Wednesday, October 31, 2007
It took six months, 100,000 troops massed on the border, and the threat of an invasion, but Turkey has finally started getting some cooperation on the PKK question, both from the US and the Iraqi Kurds:
"We have given them more and more intelligence as a result of the recent concerns," said Defense Department Press Secretary Geoff Morrell...
He did not say specifically when the increase started or how the intelligence was being gathered.
But the military in the last week or so has sent manned U-2 spy planes to the border region used by rebels, said a second defense official, speaking on condition of anonymity because he was not authorized to speak about it on the record.
The official also said that the U.S. military saw a battalion of several hundred Peshmerga - the militia of the Kurdish Iraqi regional authorities - moving toward the border over the weekend. That could represent a notable change from last week when the top U.S. military commander in the area said he was not aware of any Kurdish attempts to rein in the PKK.

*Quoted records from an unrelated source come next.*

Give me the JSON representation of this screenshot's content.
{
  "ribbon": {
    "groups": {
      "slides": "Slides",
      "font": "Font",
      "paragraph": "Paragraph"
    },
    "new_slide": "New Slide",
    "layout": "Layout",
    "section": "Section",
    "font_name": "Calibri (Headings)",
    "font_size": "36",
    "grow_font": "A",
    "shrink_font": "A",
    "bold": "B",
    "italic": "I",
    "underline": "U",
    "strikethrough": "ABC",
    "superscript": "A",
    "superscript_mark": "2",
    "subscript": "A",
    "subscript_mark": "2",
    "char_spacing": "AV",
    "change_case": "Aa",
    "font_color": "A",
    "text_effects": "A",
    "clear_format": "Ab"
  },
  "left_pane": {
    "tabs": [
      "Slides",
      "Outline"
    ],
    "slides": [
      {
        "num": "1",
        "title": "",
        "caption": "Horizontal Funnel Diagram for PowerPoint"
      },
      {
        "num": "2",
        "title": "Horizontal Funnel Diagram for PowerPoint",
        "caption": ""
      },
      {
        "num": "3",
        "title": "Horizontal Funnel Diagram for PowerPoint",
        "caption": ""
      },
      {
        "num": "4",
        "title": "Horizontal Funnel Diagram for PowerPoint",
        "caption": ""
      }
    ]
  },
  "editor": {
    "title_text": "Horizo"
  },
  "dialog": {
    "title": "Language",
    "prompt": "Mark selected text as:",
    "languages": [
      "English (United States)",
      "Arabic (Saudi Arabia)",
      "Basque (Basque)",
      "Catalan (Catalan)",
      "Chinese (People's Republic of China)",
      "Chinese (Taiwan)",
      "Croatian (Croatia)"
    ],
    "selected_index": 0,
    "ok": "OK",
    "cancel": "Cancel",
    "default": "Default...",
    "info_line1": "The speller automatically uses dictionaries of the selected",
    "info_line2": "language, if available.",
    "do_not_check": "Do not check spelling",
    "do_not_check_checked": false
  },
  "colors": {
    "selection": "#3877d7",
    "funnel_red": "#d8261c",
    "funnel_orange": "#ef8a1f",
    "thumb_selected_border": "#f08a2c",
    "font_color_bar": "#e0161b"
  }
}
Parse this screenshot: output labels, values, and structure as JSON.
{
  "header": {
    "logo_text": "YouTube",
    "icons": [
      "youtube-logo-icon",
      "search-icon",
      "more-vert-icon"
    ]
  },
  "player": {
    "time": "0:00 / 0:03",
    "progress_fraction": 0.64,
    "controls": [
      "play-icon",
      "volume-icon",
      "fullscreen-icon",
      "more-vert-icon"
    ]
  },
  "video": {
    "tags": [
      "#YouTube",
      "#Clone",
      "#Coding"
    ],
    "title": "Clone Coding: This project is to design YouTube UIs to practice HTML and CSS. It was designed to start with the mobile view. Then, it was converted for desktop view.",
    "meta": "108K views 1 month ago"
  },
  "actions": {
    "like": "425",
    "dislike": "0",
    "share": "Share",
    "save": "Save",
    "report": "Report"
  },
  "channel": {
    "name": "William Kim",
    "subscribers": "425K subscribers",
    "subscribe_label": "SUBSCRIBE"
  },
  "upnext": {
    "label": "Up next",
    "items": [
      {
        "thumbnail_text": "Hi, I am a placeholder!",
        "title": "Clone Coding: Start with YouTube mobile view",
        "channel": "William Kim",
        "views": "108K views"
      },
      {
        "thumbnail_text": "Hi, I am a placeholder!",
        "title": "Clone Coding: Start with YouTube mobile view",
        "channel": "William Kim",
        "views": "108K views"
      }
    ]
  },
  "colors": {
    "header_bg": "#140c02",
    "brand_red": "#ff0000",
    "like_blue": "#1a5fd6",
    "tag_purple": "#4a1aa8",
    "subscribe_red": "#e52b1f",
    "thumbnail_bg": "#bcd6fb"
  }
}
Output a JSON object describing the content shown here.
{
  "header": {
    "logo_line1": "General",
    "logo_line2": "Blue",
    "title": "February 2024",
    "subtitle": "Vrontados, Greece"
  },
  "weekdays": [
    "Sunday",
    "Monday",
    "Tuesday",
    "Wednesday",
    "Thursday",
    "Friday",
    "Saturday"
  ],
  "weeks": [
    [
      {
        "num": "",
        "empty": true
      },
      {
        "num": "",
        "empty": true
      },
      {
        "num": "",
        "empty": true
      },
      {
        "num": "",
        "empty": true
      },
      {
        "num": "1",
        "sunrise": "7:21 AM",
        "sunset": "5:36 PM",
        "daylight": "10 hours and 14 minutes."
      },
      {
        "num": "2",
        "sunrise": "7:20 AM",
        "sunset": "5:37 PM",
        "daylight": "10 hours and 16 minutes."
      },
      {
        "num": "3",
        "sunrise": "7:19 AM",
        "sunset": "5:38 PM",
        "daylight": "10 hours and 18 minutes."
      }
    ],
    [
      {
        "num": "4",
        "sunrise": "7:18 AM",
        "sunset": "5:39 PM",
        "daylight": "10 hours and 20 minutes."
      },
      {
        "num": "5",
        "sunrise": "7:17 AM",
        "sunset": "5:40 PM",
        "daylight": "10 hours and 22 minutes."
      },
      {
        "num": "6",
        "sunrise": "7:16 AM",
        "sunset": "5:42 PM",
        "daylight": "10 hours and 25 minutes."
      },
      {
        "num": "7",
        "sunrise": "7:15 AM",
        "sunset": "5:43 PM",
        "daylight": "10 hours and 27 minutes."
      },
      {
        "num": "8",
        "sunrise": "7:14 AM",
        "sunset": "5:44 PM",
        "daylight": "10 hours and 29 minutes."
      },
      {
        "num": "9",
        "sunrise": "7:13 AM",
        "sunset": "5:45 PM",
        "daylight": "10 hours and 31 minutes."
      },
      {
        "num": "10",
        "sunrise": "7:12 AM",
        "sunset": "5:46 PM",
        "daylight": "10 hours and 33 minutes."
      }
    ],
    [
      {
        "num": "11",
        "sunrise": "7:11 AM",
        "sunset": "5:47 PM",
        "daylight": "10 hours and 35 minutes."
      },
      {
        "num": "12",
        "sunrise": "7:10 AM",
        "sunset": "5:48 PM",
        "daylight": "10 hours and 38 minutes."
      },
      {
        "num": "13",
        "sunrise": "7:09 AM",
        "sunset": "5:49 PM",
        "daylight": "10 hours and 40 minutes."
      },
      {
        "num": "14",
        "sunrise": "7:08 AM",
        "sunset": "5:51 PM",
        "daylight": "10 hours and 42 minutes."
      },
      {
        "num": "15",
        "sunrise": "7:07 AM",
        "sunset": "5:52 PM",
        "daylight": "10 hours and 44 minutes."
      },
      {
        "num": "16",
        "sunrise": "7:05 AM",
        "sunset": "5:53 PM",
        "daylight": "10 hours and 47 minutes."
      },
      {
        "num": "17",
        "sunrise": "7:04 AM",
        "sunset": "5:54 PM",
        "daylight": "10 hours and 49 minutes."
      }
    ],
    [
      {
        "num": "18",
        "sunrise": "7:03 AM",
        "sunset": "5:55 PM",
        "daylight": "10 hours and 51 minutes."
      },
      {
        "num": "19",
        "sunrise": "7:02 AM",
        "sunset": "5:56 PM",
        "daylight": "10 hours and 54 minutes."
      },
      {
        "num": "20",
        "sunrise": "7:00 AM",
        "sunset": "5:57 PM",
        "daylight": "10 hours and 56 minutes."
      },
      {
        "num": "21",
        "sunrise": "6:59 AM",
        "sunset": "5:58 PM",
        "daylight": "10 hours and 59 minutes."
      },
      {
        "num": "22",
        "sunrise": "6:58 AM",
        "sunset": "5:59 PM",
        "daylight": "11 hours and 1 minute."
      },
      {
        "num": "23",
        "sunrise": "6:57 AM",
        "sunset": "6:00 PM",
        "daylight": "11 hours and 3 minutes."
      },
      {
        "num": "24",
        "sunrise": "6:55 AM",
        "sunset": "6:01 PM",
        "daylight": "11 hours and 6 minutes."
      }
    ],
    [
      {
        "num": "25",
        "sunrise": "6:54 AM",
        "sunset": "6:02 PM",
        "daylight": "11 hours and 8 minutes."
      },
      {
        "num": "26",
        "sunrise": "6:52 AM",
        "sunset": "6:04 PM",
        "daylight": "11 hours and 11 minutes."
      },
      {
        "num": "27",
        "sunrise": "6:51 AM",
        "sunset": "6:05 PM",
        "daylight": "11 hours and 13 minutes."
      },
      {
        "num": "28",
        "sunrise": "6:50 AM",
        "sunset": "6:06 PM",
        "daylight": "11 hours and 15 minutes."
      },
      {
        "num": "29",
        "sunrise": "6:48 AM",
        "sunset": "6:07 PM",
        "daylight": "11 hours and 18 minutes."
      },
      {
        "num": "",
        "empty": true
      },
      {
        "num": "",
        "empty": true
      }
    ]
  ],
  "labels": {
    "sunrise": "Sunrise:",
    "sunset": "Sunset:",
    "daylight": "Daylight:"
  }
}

The next major benchmark comes on November 5, when Turkish Prime Minister Recep Tayyip Erdogan is in Washington to meet with President Bush. The outcome of that meeting should determine whether and how aggressively Turkey will pursue economic sanctions against the Kurdish north. But between the Turkish military's announcement that no invasion would take place before the meeting and the onset of winter in the Qandil mountains, it looks less and less likely that Turkey will resort to force to resolve the issue.